FASTFORWARD: Our Edge International project for a non-email protocol to dramatically reduce emaill within organizations continues. I think we're ahead of the curve (few people know they want this or care) which is exactly where we want to be. In the meantime, email behaviors neeed all the help they can get and I thing Guy Kawasaki's contribution is the best I've seen recently. Stay tuned.

You = Your Calendar


Thank you Tom Peters for this tidbit from a post called "Stuff…":


ALL THERE IS. Damn it! I keep forgetting this! Leaving it out of presentations! Namely, a PP slide that simply reads : You = Your Calendar. THIS IS MY #1 BELIEF ABOUT MANAGEMENT. Or: "You can't bullshit your calendar." Or: "Your calendar knows ... do you?" All we have is our time. The way we distribute it is our "strategic plan," our "vision," our "values." Period. So how'd you spend your precious time today? Tell me, and I'll tell you what you actually care about—it's simple and unerring.

FASTFORWARD: I have an expression I use when talking for senior power partners in client firms: "Your behaviour is so loud, I can't hear what you're saying". This is usually in the context of seniors lecturing juniors about perfection but the juniors have their eyes fixed firmly not on what the seniors are "saying" but what they are "doing" Tom Peters has this so right — a reminder to every single one of us to make sure that our 2006 calendars consist of the behaviours that are in harmony with what we aspire to (otherwise we are engaging is self deception). Thanks for the reminder, Tom

Law Firm Email Volumes Must be Reduced

computer jokes - in utero email.gif

Today's story in the Register, Server bug cripples Dublin law firms, is about Dublin law firms getting one-half million unwanted emails on top what Is likely a large volume in the first place.

I contend that the usual flow of emails is crippling. So, at Edge International, we are working with pilot clients on dramatically reducing the volume of emails through the use of internal Blogs and Wikis.

If you are involved in the senior management in a law firm (or other professional services firm) and are very interested in strategies to reduce email volumes without losing the beneficial data and communications, drop me a note and I will happily keep you posted on our progress.

Jim Calloway brings us The Smorgasbord Effect


"The Smorgasbord Effect. Our choices are like a smorgasbord at a restaurant, so many, that we try to take a little of each and thus overload our plates. We need to return to the restaurant model, where we make a deliberate choice, and then enjoy a fixed amount of food. It has been noted by someone that we are often afraid to make deliberate choices because we realize that every choice precludes others. If we take the mountain road, we cannot drive by the lake along the valley road as well. So some people put off making a decision (like getting married) just to keep their options open.

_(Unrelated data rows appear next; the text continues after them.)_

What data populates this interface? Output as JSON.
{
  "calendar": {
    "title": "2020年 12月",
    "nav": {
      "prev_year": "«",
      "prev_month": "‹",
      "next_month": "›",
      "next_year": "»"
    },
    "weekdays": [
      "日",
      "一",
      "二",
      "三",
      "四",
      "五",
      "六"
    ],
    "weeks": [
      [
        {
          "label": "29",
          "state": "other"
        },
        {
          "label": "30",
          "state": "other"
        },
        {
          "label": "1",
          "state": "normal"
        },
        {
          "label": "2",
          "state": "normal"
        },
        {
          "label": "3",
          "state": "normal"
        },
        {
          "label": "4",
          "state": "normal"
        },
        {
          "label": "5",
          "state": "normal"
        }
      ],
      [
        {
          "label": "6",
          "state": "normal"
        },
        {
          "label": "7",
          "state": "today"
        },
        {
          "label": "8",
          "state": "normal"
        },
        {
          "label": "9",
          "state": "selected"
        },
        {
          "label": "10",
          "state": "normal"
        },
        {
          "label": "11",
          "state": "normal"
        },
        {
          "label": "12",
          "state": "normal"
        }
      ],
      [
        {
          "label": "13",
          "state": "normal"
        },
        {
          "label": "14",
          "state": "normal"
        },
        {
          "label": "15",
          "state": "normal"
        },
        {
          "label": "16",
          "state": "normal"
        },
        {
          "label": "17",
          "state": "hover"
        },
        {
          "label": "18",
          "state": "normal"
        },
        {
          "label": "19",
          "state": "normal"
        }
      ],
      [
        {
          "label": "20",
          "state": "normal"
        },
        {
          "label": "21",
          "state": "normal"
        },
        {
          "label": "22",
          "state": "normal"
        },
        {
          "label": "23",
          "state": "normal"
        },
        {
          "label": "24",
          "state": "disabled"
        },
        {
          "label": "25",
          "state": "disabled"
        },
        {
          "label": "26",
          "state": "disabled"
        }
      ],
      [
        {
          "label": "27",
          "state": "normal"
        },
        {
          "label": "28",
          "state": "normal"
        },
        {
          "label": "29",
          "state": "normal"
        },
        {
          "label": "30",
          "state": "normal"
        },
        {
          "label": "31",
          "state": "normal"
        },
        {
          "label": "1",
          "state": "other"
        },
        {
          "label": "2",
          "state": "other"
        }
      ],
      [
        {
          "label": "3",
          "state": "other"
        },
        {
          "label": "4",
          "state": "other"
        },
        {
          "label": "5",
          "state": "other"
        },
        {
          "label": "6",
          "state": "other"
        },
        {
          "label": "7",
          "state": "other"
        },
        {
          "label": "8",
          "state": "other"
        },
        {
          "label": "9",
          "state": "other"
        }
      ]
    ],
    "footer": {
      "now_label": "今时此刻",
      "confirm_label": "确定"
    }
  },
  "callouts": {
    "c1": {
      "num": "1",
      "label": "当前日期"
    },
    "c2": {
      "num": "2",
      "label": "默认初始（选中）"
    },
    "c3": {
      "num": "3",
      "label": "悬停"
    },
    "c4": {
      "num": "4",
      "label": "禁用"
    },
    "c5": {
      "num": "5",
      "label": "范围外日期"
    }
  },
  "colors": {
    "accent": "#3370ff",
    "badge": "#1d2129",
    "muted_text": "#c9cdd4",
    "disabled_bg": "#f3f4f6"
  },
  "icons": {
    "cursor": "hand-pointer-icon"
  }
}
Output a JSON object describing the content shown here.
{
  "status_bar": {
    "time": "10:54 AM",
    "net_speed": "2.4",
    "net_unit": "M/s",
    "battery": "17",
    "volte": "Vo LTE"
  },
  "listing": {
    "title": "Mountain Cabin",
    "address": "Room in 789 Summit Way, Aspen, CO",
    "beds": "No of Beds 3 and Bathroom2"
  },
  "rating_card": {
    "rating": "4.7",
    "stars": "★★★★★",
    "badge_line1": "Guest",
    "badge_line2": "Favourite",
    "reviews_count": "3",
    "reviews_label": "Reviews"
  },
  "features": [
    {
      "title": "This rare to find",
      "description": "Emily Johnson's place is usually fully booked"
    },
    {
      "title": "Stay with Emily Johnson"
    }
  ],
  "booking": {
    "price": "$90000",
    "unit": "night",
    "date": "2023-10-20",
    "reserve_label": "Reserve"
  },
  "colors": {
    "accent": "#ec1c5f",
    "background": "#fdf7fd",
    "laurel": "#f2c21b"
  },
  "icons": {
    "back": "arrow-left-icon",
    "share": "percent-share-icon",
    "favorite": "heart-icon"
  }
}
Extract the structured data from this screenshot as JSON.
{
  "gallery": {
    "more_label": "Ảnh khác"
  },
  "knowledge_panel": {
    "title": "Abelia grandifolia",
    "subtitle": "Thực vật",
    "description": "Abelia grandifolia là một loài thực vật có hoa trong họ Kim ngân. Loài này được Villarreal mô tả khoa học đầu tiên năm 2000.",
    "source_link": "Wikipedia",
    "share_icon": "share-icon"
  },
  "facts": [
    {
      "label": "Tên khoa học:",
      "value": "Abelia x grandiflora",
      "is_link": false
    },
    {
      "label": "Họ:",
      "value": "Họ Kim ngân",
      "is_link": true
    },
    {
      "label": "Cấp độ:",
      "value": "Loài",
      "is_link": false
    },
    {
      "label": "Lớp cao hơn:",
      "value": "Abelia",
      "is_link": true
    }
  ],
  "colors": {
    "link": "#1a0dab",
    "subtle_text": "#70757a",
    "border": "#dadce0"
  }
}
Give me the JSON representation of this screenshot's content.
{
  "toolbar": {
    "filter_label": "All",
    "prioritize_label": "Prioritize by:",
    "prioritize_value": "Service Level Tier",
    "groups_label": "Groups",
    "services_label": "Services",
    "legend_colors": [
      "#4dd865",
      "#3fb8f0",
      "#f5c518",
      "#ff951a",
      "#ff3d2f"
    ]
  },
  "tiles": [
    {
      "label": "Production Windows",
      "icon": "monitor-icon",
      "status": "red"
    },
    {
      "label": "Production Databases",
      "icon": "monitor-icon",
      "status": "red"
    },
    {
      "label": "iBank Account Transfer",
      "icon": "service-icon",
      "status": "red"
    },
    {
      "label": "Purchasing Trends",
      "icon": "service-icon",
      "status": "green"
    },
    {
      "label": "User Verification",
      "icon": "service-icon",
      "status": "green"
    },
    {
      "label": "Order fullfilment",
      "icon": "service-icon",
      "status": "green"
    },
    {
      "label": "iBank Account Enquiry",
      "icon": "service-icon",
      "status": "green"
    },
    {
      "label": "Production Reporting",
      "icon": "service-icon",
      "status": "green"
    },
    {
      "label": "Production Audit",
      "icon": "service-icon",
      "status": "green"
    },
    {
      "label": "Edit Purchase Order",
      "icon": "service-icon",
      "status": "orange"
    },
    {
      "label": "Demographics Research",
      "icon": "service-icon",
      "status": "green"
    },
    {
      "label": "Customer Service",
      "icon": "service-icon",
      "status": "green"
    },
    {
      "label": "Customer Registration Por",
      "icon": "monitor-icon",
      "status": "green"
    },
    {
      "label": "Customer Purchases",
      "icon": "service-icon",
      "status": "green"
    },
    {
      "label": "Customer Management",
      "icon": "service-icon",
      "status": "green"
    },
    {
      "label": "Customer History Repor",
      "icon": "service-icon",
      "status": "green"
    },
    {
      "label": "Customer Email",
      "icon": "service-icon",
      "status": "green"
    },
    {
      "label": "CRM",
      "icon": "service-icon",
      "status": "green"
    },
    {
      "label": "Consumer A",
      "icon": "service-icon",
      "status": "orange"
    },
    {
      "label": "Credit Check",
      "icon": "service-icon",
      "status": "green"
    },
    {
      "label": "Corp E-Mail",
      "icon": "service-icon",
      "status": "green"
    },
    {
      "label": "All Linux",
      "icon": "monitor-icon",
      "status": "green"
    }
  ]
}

Others simply try to say "Yes" to everything. "Yes, I'll have some of this and some of that and some of that, and, Oh look, I must have some of that, too."

This is from Jim Calloway's Law Practice Tips Blog, in particular, a great post called Just Too Busy which brings us via Robert Harris, this and seven more thoughts about why we are so busy. Jim Calloway says: "These points are very brief so you do have time to read them." He's right.